The 1967-1969 Pontiac Firebird was regarded as a "Pontiacized" version of Chevrolet's Camaro -- but it wasn't without its own attractive attributes, including five separate offerings keyed to engine type.
Engines: sohc I-6, 230 cid (3.88 × 3.26), 165/215 bhp (1967 only); sohc I-6,250 cid (3.88 × 3.53), 175/215/230 bhp (1968-69); ohv V-8, 326 cid (3.72 × 3.75) 250/285 (1967 only); 350 cid (3.88 × 3.75), 265/320 bhp (1968-69); 400 cid (4.12 × 3.75), 320/325/330/335/340/345 bhp
Transmissions: 3/4-speed manual, 3-speed Hydra-Matic automatic
Suspension front: upper and lower A-arms, coil springs
Suspension rear: live axle on semi-elliptic leaf springs
Brakes: front/rear drums, optional front discs
Wheelbase (in.): 108.0
Weight (lbs.): 2,955-3,350
Top speed (mph): 110-115
0-60 mph (sec): 4.8-10.1
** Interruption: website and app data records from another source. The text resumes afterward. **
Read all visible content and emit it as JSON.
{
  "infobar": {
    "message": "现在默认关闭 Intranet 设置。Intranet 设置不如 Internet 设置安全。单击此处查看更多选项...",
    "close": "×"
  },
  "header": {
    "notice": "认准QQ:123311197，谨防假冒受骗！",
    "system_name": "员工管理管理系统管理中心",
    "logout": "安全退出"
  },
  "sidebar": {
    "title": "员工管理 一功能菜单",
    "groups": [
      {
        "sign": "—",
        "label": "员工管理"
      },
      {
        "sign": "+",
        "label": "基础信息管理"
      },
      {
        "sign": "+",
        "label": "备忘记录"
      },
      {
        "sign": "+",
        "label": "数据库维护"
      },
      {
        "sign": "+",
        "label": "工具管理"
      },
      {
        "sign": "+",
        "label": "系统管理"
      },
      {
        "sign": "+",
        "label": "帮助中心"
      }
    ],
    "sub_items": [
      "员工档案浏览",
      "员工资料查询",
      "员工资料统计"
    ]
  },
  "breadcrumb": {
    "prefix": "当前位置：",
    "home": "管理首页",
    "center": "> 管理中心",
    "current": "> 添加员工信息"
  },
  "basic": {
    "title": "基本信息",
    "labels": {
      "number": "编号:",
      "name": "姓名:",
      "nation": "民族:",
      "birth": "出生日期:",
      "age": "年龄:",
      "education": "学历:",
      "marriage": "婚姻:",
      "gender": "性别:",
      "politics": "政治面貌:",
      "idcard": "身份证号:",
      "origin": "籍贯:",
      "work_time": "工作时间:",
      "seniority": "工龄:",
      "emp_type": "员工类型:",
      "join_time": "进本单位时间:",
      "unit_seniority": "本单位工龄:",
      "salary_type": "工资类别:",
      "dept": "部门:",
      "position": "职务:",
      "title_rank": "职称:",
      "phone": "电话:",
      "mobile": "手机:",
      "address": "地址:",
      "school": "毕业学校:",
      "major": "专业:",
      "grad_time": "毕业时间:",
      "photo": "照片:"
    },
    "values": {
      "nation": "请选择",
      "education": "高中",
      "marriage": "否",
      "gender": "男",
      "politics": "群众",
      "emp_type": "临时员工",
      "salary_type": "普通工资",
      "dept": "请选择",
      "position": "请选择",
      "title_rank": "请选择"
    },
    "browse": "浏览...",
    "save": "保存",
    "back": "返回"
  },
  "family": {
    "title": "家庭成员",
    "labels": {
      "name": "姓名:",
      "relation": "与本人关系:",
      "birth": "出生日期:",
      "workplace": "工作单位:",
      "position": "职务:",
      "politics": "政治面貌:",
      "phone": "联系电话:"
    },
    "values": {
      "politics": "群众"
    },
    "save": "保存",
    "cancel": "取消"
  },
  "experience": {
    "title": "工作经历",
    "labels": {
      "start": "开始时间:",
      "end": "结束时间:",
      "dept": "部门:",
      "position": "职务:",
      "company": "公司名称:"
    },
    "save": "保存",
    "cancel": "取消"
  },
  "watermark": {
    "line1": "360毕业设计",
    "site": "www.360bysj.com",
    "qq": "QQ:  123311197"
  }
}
Production: 1967 htp cpe 67,032; cvt 15,526; 1968 htp cpe 90,152; cvt 16,960; 1969 htp cpe 76,059; cvt 11,649 (1969 figures include 697 Trans Am models)